Do any of you mark-up subcontractors' fees when you charge it back to clients?

If you work with subcontractors, do you mark up what they charge you before billing clients? If so, by how much?

  • Hope this isn't a copout, but you should mark it up as much as you can get away with.

    More specifically, you have to create an effective project hourly rate, and then work backwards from there. Every hour the subcontractor is working is going to be his/her labor, with a wee bit if your own management overhead, and the wear and tear on your company resources. So if you're charging the client $100/hr, you can crunch the numbers and say $75 is the max for a subcontractor before I'm potentially losing money.

    But in that same example, if you can charge $100, but you find someone capable who is willing to do it for $35, then go right ahead.

    Larger agencies do this all the time, and most don't break down their hourly figure based on who's actually doing the work. The old adage that you pay $750/hr for two junior designers to do the work is hyperbole, but there's some truth to that.

  • Hardly a copout. Just trying to determine how other freelancers do things. And this helps.

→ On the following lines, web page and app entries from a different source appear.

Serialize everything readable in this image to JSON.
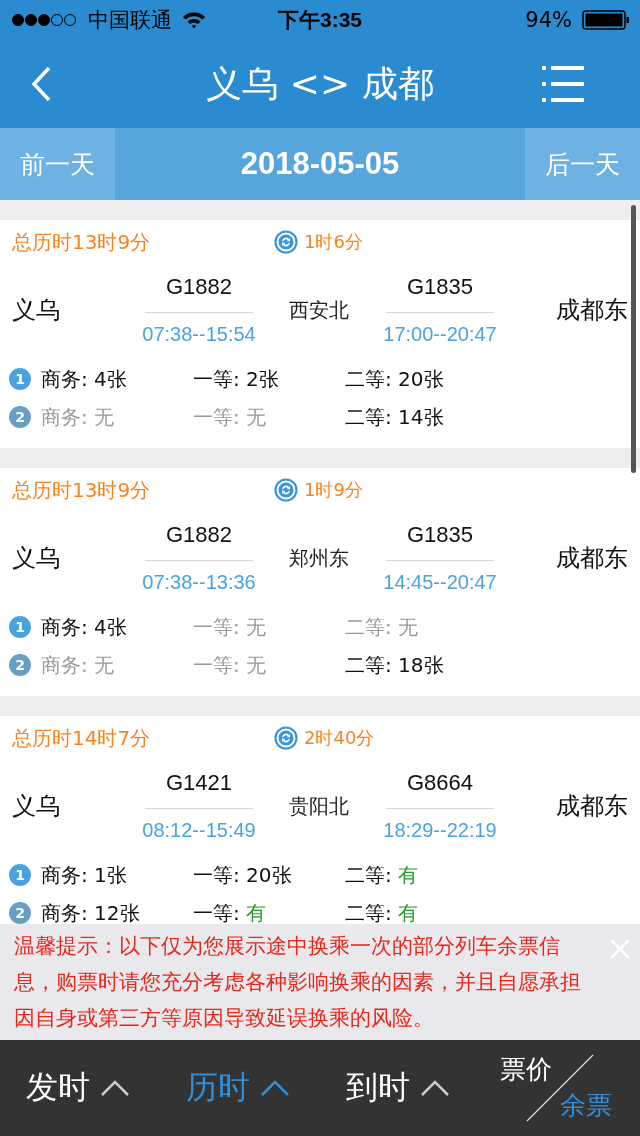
{
  "status_bar": {
    "carrier": "中国联通",
    "time": "下午3:35",
    "battery": "94%"
  },
  "nav": {
    "title": "义乌 <> 成都"
  },
  "date_bar": {
    "prev": "前一天",
    "date": "2018-05-05",
    "next": "后一天"
  },
  "routes": [
    {
      "total": "总历时13时9分",
      "transfer": "1时6分",
      "origin": "义乌",
      "via": "西安北",
      "destination": "成都东",
      "legs": [
        {
          "train": "G1882",
          "time": "07:38--15:54"
        },
        {
          "train": "G1835",
          "time": "17:00--20:47"
        }
      ],
      "seat_rows": [
        {
          "badge": "1",
          "seats": [
            {
              "label": "商务:",
              "value": "4张",
              "sold_out": false,
              "ample": false
            },
            {
              "label": "一等:",
              "value": "2张",
              "sold_out": false,
              "ample": false
            },
            {
              "label": "二等:",
              "value": "20张",
              "sold_out": false,
              "ample": false
            }
          ]
        },
        {
          "badge": "2",
          "seats": [
            {
              "label": "商务:",
              "value": "无",
              "sold_out": true,
              "ample": false
            },
            {
              "label": "一等:",
              "value": "无",
              "sold_out": true,
              "ample": false
            },
            {
              "label": "二等:",
              "value": "14张",
              "sold_out": false,
              "ample": false
            }
          ]
        }
      ]
    },
    {
      "total": "总历时13时9分",
      "transfer": "1时9分",
      "origin": "义乌",
      "via": "郑州东",
      "destination": "成都东",
      "legs": [
        {
          "train": "G1882",
          "time": "07:38--13:36"
        },
        {
          "train": "G1835",
          "time": "14:45--20:47"
        }
      ],
      "seat_rows": [
        {
          "badge": "1",
          "seats": [
            {
              "label": "商务:",
              "value": "4张",
              "sold_out": false,
              "ample": false
            },
            {
              "label": "一等:",
              "value": "无",
              "sold_out": true,
              "ample": false
            },
            {
              "label": "二等:",
              "value": "无",
              "sold_out": true,
              "ample": false
            }
          ]
        },
        {
          "badge": "2",
          "seats": [
            {
              "label": "商务:",
              "value": "无",
              "sold_out": true,
              "ample": false
            },
            {
              "label": "一等:",
              "value": "无",
              "sold_out": true,
              "ample": false
            },
            {
              "label": "二等:",
              "value": "18张",
              "sold_out": false,
              "ample": false
            }
          ]
        }
      ]
    },
    {
      "total": "总历时14时7分",
      "transfer": "2时40分",
      "origin": "义乌",
      "via": "贵阳北",
      "destination": "成都东",
      "legs": [
        {
          "train": "G1421",
          "time": "08:12--15:49"
        },
        {
          "train": "G8664",
          "time": "18:29--22:19"
        }
      ],
      "seat_rows": [
        {
          "badge": "1",
          "seats": [
            {
              "label": "商务:",
              "value": "1张",
              "sold_out": false,
              "ample": false
            },
            {
              "label": "一等:",
              "value": "20张",
              "sold_out": false,
              "ample": false
            },
            {
              "label": "二等:",
              "value": "有",
              "sold_out": false,
              "ample": true
            }
          ]
        },
        {
          "badge": "2",
          "seats": [
            {
              "label": "商务:",
              "value": "12张",
              "sold_out": false,
              "ample": false
            },
            {
              "label": "一等:",
              "value": "有",
              "sold_out": false,
              "ample": true
            },
            {
              "label": "二等:",
              "value": "有",
              "sold_out": false,
              "ample": true
            }
          ]
        }
      ]
    }
  ],
  "notice": {
    "text": "温馨提示：以下仅为您展示途中换乘一次的部分列车余票信息，购票时请您充分考虑各种影响换乘的因素，并且自愿承担因自身或第三方等原因导致延误换乘的风险。"
  },
  "sort_bar": {
    "options": [
      {
        "label": "发时",
        "selected": false
      },
      {
        "label": "历时",
        "selected": true
      },
      {
        "label": "到时",
        "selected": false
      }
    ],
    "toggle": [
      {
        "label": "票价",
        "selected": false
      },
      {
        "label": "余票",
        "selected": true
      }
    ]
  }
}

  • Usually, I just go by the average today, and what my highest wage to date was.

    The average per word is 5-10 cents and up
    The average salary for a writer is $30-40k; for content marketing, add another $10-20k

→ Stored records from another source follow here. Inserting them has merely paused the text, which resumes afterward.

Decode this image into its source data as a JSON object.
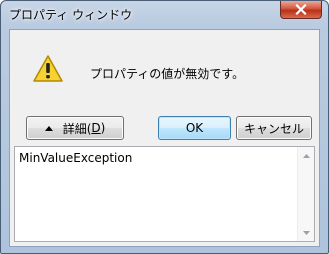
{
  "window": {
    "title": "プロパティ ウィンドウ",
    "close_icon": "close-icon"
  },
  "dialog": {
    "icon": "warning-icon",
    "message": "プロパティの値が無効です。",
    "details_button": {
      "label_prefix": "詳細(",
      "mnemonic": "D",
      "label_suffix": ")",
      "icon": "chevron-up-icon"
    },
    "ok_button": {
      "label": "OK"
    },
    "cancel_button": {
      "label": "キャンセル"
    },
    "details_text": "MinValueException"
  },
  "colors": {
    "warning_fill": "#f7d233",
    "warning_stroke": "#b08a00",
    "close_red": "#c8432b",
    "titlebar": "#b9cbe0"
  }
}
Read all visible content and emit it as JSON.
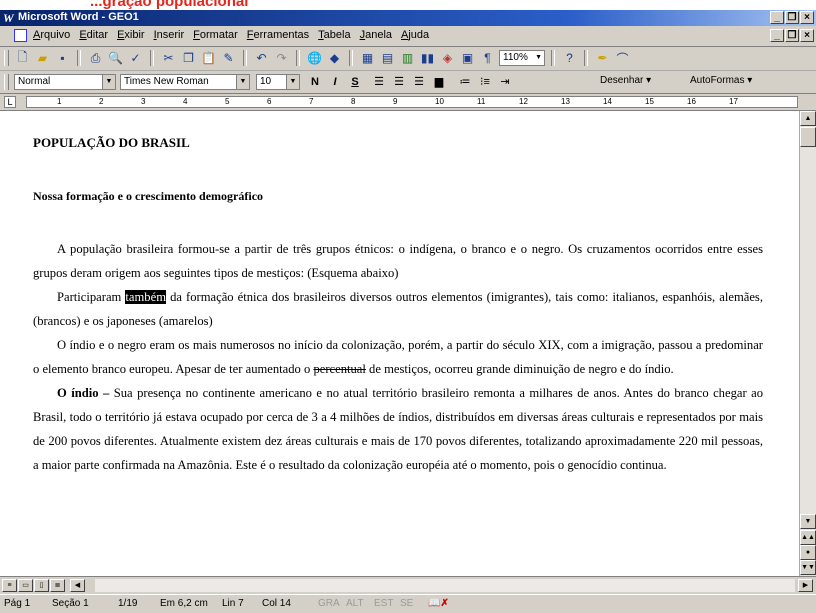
{
  "caption": "...gração populacional",
  "window": {
    "title": "Microsoft Word - GEO1",
    "app_icon": "W"
  },
  "menu": [
    "Arquivo",
    "Editar",
    "Exibir",
    "Inserir",
    "Formatar",
    "Ferramentas",
    "Tabela",
    "Janela",
    "Ajuda"
  ],
  "toolbar": {
    "icons": [
      "new-icon",
      "open-icon",
      "save-icon",
      "print-icon",
      "print-preview-icon",
      "spelling-icon",
      "cut-icon",
      "copy-icon",
      "paste-icon",
      "format-painter-icon",
      "undo-icon",
      "redo-icon",
      "hyperlink-icon",
      "web-toolbar-icon",
      "tables-icon",
      "insert-table-icon",
      "excel-icon",
      "columns-icon",
      "drawing-icon",
      "document-map-icon",
      "show-hide-icon"
    ],
    "zoom": "110%"
  },
  "format": {
    "style": "Normal",
    "font": "Times New Roman",
    "size": "10",
    "bold": "N",
    "italic": "I",
    "underline": "S",
    "draw": "Desenhar",
    "autoshapes": "AutoFormas"
  },
  "ruler": {
    "numbers": [
      "1",
      "2",
      "3",
      "4",
      "5",
      "6",
      "7",
      "8",
      "9",
      "10",
      "11",
      "12",
      "13",
      "14",
      "15",
      "16",
      "17"
    ]
  },
  "document": {
    "title": "POPULAÇÃO DO BRASIL",
    "subtitle": "Nossa formação e o crescimento demográfico",
    "p1": "A população brasileira formou-se a partir de três grupos étnicos: o indígena, o branco e o negro. Os cruzamentos ocorridos entre esses grupos deram origem aos seguintes tipos de mestiços: (Esquema abaixo)",
    "p2_before": "Participaram ",
    "p2_selected": "também",
    "p2_after": " da formação étnica dos brasileiros diversos outros elementos (imigrantes), tais como: italianos, espanhóis, alemães, (brancos) e os japoneses (amarelos)",
    "p3_before": "O índio e o negro eram os mais numerosos no início da colonização, porém, a partir do século XIX, com a imigração, passou a predominar o elemento branco europeu. Apesar de ter aumentado o ",
    "p3_strike": "percentual",
    "p3_after": " de mestiços, ocorreu grande diminuição de negro e do índio.",
    "p4_bold": "O índio –",
    "p4_rest": " Sua presença no continente americano e no atual território brasileiro remonta a milhares de anos. Antes do branco chegar ao Brasil, todo o território já estava ocupado por cerca de 3 a 4 milhões de índios, distribuídos em diversas áreas culturais e representados por mais de 200 povos diferentes. Atualmente existem dez áreas culturais e mais de 170 povos diferentes, totalizando aproximadamente 220 mil pessoas, a maior parte confirmada na Amazônia. Este é o resultado da colonização européia até o momento, pois o genocídio continua."
  },
  "status": {
    "page": "Pág 1",
    "section": "Seção 1",
    "pages": "1/19",
    "at": "Em 6,2 cm",
    "line": "Lin 7",
    "col": "Col 14",
    "gra": "GRA",
    "alt": "ALT",
    "est": "EST",
    "se": "SE"
  }
}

    My highest wage was $15-20/hr depending on the amount of work I got done that week.

    So I usually use those numbers to determine what to charge my client, based on the project.

  • Hope this isn't a copout, but you should mark it up as much as you can get away with.

    More specifically, you have to create an effective project hourly rate, and then work backwards from there. Every hour the subcontractor is working is going to be his/her labor, with a wee bit if your own management overhead, and the wear and tear on your company resources. So if you're charging the client $100/hr, you can crunch the numbers and say $75 is the max for a subcontractor before I'm potentially losing money.

    But in that same example, if you can charge $100, but you find someone capable who is willing to do it for $35, then go right ahead.

    Larger agencies do this all the time, and most don't break down their hourly figure based on who's actually doing the work. The old adage that you pay $750/hr for two junior designers to do the work is hyperbole, but there's some truth to that.

  • Hardly a copout. Just trying to determine how other freelancers do things. And this helps.

  • Usually, I just go by the average today, and what my highest wage to date was.

    The average per word is 5-10 cents and up
    The average salary for a writer is $30-40k; for content marketing, add another $10-20k

    My highest wage was $15-20/hr depending on the amount of work I got done that week.

    So I usually use those numbers to determine what to charge my client, based on the project.